There has been much talk during the last few years about the return on investment inherent in best practices in social media, social media marketing, and strategies. But is ROI the best measurement of the value of social media? Don’t get me wrong; I do believe social media can be a very powerful tool for business and in building your brand. These days, social media can literally define your brand, but there is more; social media can be a powerful tool for connecting with people and the starting point for real relationships.
I know many people say you can’t connect through a computer screen, but that isn’t what I am talking about. I am referring to using social media to connect with someone who has a similar interest, then taking the next step: a real life meeting over coffee or a beer or at a conference that you will both be attending. Twitter has been a powerful tool for me in this regard. I decided early on in my “twitter life” that whenever I connected with someone on twitter around a common interest or set of interests, I would try to convert the online relationship to a real face to face meeting. After all, isn’t that one of the greatest things in life; having friends with whom you share some common interest or passion? Yes, the internet can be superficial, if not cold, but with a tool like Twitter, the internet can be as personal as you desire it to be. In a recent conversation with a friend (who I would probably not know if it were not for social media), he stated that for him, his Facebook friends are the people he went to high school with; but his Twitter friends are the people he wishes he had gone to high school with!
One day I was headed to get something to eat for lunch and didn’t have plans to eat with anyone. I tweeted, ”I am headed to (a certain restaurant)- if anyone would like to join me that would be great.” I got a quick response and had lunch with a guy with whom I hadn’t made a face to face connection. On another occasion I was following the tweets of a guy and was intrigued by his posts. I connected with him on Twitter and suggested that we meet for coffee sometime. For some reason, I assumed that we lived in the same town, but found out that he actually lives about ninety miles away.
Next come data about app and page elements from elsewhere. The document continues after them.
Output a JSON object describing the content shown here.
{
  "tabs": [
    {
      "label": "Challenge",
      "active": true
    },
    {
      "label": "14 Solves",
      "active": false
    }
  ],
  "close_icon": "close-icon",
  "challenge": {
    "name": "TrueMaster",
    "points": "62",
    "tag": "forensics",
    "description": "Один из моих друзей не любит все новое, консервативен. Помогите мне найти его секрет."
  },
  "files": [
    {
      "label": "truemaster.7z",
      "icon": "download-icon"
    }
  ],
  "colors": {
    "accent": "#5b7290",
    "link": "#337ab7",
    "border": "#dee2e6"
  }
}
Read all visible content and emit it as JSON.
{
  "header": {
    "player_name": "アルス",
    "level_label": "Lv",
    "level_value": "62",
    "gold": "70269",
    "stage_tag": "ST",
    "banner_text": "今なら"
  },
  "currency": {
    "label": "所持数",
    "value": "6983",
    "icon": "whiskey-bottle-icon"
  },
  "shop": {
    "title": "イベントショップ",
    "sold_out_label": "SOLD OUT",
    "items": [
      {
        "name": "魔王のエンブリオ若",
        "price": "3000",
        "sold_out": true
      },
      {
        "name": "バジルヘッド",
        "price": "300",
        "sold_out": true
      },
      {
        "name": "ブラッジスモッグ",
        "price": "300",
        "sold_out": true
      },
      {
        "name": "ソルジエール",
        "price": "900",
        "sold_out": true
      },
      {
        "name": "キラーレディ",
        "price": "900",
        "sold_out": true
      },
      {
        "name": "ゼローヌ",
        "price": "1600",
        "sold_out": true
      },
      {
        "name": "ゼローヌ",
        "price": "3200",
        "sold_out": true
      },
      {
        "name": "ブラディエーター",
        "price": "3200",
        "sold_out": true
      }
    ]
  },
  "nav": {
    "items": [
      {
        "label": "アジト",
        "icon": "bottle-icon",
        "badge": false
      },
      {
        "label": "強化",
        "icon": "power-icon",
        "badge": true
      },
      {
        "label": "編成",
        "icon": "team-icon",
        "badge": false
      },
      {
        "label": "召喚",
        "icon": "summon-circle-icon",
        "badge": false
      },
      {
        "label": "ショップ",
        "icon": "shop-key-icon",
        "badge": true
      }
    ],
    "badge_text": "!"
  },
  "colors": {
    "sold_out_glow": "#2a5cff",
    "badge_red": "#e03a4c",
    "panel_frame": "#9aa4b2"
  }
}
He comes to Greenville (my town) fairly regularly for business, so a few weeks later we had lunch together, hit it off, and have become good friends. Additionally, he has introduced me to a number of people who have become great connections for me professionally.
Twitter has not only led to connections in my geographic area, but also to connections, friendships, and even business relationships internationally. Shortly after starting on Twitter, I decided to do a key word search for “#design” to see who was talking about
design and what they were saying. As an architect, this was of special interest to me. I quickly landed on the home page of Arne van Oosterom, founder of the Netherlands-based firm, DesignThinkers. I had been an architect for twenty-five years, but I wasn’t sure what he meant by “design thinking.” An exchange of tweets and then some emails ensued. I read books about design thinking and service design. I began to understand that design thinking is using the tools of design to innovate business through the design of new products or services, or to redesign the business model of an organization. The more I understood the more possibilities I began to see for the application of design thinking. I joined the Design Thinking Network, an online community of design thinkers and people who are interested in the subject. Over the next two years this initial Twitter connection around the word “design” has turned into a friendship which has led to a business relationship. I have started a practice parallel to my architecture firm that is the US base for DesignThinkers. Working with me as strategic partners in this consulting practice are Jason Blumer (@JasonMBlumer), founder of the THRIVEal Network, and Liz Parker, a business strategy consultant. These relationships would not have been likely without a tool like Twitter.
Relationships enrich my life in a way that cannot be valued in monetary terms. Yes, there have been business benefits to having a presence on Twitter, but the friendships have a far greater value. It will be interesting to look back years from now to see the path of my career and the influence that social media played in forming that path.
My advice? Take some risk, get to know some people, and see what happens.